▶ WORK TASK: Give back every line of the data below exactly.

▶ DATA SECTION:
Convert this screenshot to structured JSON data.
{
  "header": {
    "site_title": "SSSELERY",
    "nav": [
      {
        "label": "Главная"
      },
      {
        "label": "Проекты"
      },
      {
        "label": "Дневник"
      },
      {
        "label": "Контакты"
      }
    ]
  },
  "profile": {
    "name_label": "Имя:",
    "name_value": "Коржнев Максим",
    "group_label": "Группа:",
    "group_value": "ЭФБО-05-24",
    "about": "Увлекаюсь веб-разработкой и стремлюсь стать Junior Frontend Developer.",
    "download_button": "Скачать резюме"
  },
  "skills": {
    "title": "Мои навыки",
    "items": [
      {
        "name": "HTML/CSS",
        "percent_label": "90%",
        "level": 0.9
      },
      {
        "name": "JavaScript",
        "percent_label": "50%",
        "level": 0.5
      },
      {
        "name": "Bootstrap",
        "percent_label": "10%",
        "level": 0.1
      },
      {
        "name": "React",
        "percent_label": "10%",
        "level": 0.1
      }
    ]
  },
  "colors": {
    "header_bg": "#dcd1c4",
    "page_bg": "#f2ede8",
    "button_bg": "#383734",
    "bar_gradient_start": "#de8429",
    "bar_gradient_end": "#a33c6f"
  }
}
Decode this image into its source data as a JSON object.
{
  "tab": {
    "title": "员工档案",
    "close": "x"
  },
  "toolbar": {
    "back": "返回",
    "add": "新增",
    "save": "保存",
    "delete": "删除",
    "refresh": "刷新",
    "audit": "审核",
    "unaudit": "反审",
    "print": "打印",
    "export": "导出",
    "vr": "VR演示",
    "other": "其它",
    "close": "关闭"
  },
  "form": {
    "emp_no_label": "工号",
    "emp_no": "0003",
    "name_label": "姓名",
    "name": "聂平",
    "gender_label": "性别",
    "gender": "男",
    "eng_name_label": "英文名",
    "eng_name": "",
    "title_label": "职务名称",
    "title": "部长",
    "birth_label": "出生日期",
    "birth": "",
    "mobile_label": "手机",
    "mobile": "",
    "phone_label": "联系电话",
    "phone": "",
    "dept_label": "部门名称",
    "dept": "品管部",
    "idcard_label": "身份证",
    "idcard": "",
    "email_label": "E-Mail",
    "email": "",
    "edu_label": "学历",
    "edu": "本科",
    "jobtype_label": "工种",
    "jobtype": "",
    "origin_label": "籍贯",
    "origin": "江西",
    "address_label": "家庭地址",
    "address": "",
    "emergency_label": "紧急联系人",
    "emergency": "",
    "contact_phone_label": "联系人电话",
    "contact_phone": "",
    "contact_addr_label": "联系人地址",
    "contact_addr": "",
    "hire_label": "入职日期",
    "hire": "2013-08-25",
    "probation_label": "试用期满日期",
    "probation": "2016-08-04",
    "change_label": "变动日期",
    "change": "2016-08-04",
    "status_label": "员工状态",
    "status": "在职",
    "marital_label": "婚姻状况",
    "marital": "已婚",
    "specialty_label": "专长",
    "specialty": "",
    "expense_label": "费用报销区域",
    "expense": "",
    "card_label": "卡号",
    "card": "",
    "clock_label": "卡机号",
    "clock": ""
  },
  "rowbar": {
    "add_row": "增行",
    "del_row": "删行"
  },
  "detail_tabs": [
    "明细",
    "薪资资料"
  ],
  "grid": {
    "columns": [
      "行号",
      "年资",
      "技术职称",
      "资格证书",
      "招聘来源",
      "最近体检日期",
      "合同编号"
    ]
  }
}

▶ ANSWER TO THE EXERCISE:
Convert this screenshot to structured JSON data.
{
  "header": {
    "site_title": "SSSELERY",
    "nav": [
      {
        "label": "Главная"
      },
      {
        "label": "Проекты"
      },
      {
        "label": "Дневник"
      },
      {
        "label": "Контакты"
      }
    ]
  },
  "profile": {
    "name_label": "Имя:",
    "name_value": "Коржнев Максим",
    "group_label": "Группа:",
    "group_value": "ЭФБО-05-24",
    "about": "Увлекаюсь веб-разработкой и стремлюсь стать Junior Frontend Developer.",
    "download_button": "Скачать резюме"
  },
  "skills": {
    "title": "Мои навыки",
    "items": [
      {
        "name": "HTML/CSS",
        "percent_label": "90%",
        "level": 0.9
      },
      {
        "name": "JavaScript",
        "percent_label": "50%",
        "level": 0.5
      },
      {
        "name": "Bootstrap",
        "percent_label": "10%",
        "level": 0.1
      },
      {
        "name": "React",
        "percent_label": "10%",
        "level": 0.1
      }
    ]
  },
  "colors": {
    "header_bg": "#dcd1c4",
    "page_bg": "#f2ede8",
    "button_bg": "#383734",
    "bar_gradient_start": "#de8429",
    "bar_gradient_end": "#a33c6f"
  }
}
Decode this image into its source data as a JSON object.
{
  "tab": {
    "title": "员工档案",
    "close": "x"
  },
  "toolbar": {
    "back": "返回",
    "add": "新增",
    "save": "保存",
    "delete": "删除",
    "refresh": "刷新",
    "audit": "审核",
    "unaudit": "反审",
    "print": "打印",
    "export": "导出",
    "vr": "VR演示",
    "other": "其它",
    "close": "关闭"
  },
  "form": {
    "emp_no_label": "工号",
    "emp_no": "0003",
    "name_label": "姓名",
    "name": "聂平",
    "gender_label": "性别",
    "gender": "男",
    "eng_name_label": "英文名",
    "eng_name": "",
    "title_label": "职务名称",
    "title": "部长",
    "birth_label": "出生日期",
    "birth": "",
    "mobile_label": "手机",
    "mobile": "",
    "phone_label": "联系电话",
    "phone": "",
    "dept_label": "部门名称",
    "dept": "品管部",
    "idcard_label": "身份证",
    "idcard": "",
    "email_label": "E-Mail",
    "email": "",
    "edu_label": "学历",
    "edu": "本科",
    "jobtype_label": "工种",
    "jobtype": "",
    "origin_label": "籍贯",
    "origin": "江西",
    "address_label": "家庭地址",
    "address": "",
    "emergency_label": "紧急联系人",
    "emergency": "",
    "contact_phone_label": "联系人电话",
    "contact_phone": "",
    "contact_addr_label": "联系人地址",
    "contact_addr": "",
    "hire_label": "入职日期",
    "hire": "2013-08-25",
    "probation_label": "试用期满日期",
    "probation": "2016-08-04",
    "change_label": "变动日期",
    "change": "2016-08-04",
    "status_label": "员工状态",
    "status": "在职",
    "marital_label": "婚姻状况",
    "marital": "已婚",
    "specialty_label": "专长",
    "specialty": "",
    "expense_label": "费用报销区域",
    "expense": "",
    "card_label": "卡号",
    "card": "",
    "clock_label": "卡机号",
    "clock": ""
  },
  "rowbar": {
    "add_row": "增行",
    "del_row": "删行"
  },
  "detail_tabs": [
    "明细",
    "薪资资料"
  ],
  "grid": {
    "columns": [
      "行号",
      "年资",
      "技术职称",
      "资格证书",
      "招聘来源",
      "最近体检日期",
      "合同编号"
    ]
  }
}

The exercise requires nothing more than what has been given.